Popular general purpose grass conditioners are sold as Spring and Autumn types. They usually contain NPK in various proportions, but the Spring dressing contains more nitrogen than the Autumn type to provide fast, fresh green leaf growth. The Autumn dressing contains more phosphate to encourage root growth. The proprietary compounds also usually contain ferrous sulphate (sulphate of iron) as a moss killer. The nitrogen part is often ammonium sulphate.
Now ammonium sulphate (sulphate of ammonia), and another high nitrogen fertiliser sodium nitrate (nitrate of soda) is also available. The ammonium sulphate is used to promote top growth in leafy vegetables, exactly as you would expect from a high nitrogen source.
The interesting thing is that sodium nitrate is promoted as good for beetroot. I didn't understand this, but a little research quickly established that beetroot is a cultivated variety of the wild plant Beta vulgaris. Now, Beta vulgaris thrives on the sea shore, and is therefore very happy in saline environments. Salt is a sodium compound, hence the connection with beetroot. (Beetroot is indeed a very interesting plant. It is really a biennial, and the 'seed' is actually a little ball of several seeds).
Sodium nitrate is commonly known as saltpetre, originally obtained from mines in Chile.
I wondered how effective each compound would be for promoting lush green grass, so I set up a little test on my lawn. The doses were not well controlled, but treating two small patches one with ammonium sulphate (21% nitrogen) and the other with sodium nitrate (16% nitrogen) soon produced nice green growth, especially after all the rain we have been having. Initially the sodium nitrate seemed to produce a lighter green colour, but soon the difference between the two patches was negligible.
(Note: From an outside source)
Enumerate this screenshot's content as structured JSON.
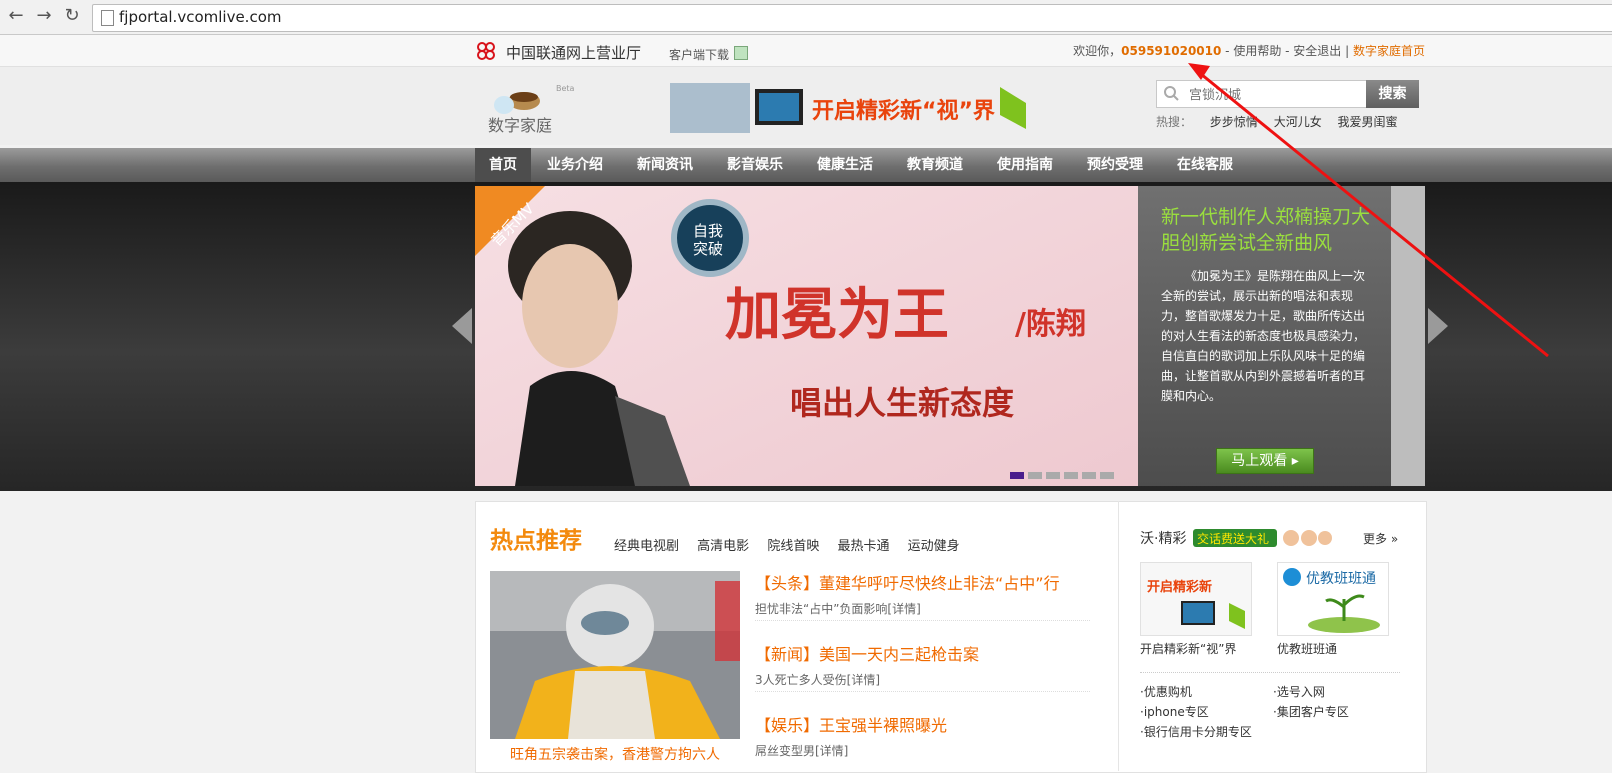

Ammonium sulphate is a brown hygroscopic powder, whereas the sodium nitrate is supplied as small white granules, and is much easier to apply dry. Both dissolve readily in water. The ammonium is not as user friendly, and you have to be careful to use plastic containers to mix with water or it will leave a nasty stain. Price is comparable.
When the ammonium sulphate dissolves in water, it produces a very dilute sulphuric acid, so over a long time will also tend to acidify the soil and reduce the pH. This is fine for some plants, but you need to be careful if lime loving plants are grown. The result of using sodium nitrate tends be neutral, as dissolving it in water produces sodium hydroxide(an alkali) and a dilute acid.
I did a little experiment to assess the effects of the two chemicals on acidity. I dissolved a heaped dessert spoonful of each in about 240mL of distilled water. The measured pH for the ammonium sulphate produced a pH of about 6.1, clearly acidifying the water. The sodium nitrate solution had a pH of about 7.1, indicating a slight alkilinity. So if you want a minimal effect on the soil it would be best to use sodium nitrate, but the advantage of using ammonium sulphate on 'lime hating' plants is clear.
I should add here of course that the Soil Association is against the use of 'artificial fertilisers' on organic produce. They do permit the use of trace elements in some circumstances, and sodium in the form of ground salt is also allowed. They point out that a large proportion of the nitrogen in artificial fertilisers gets washed away before the plant can make use of it. So always use anything sparingly!
Whilst doing a bit of research for this note, I found out that the 'Park Grass Experiment' was started at Rothamsted in 1856. This experiment divided an area of grass into many small plots and subjected them to different treatments. As far as I know, this is still operating, and the results are data for many research reports. There isn't much that's new!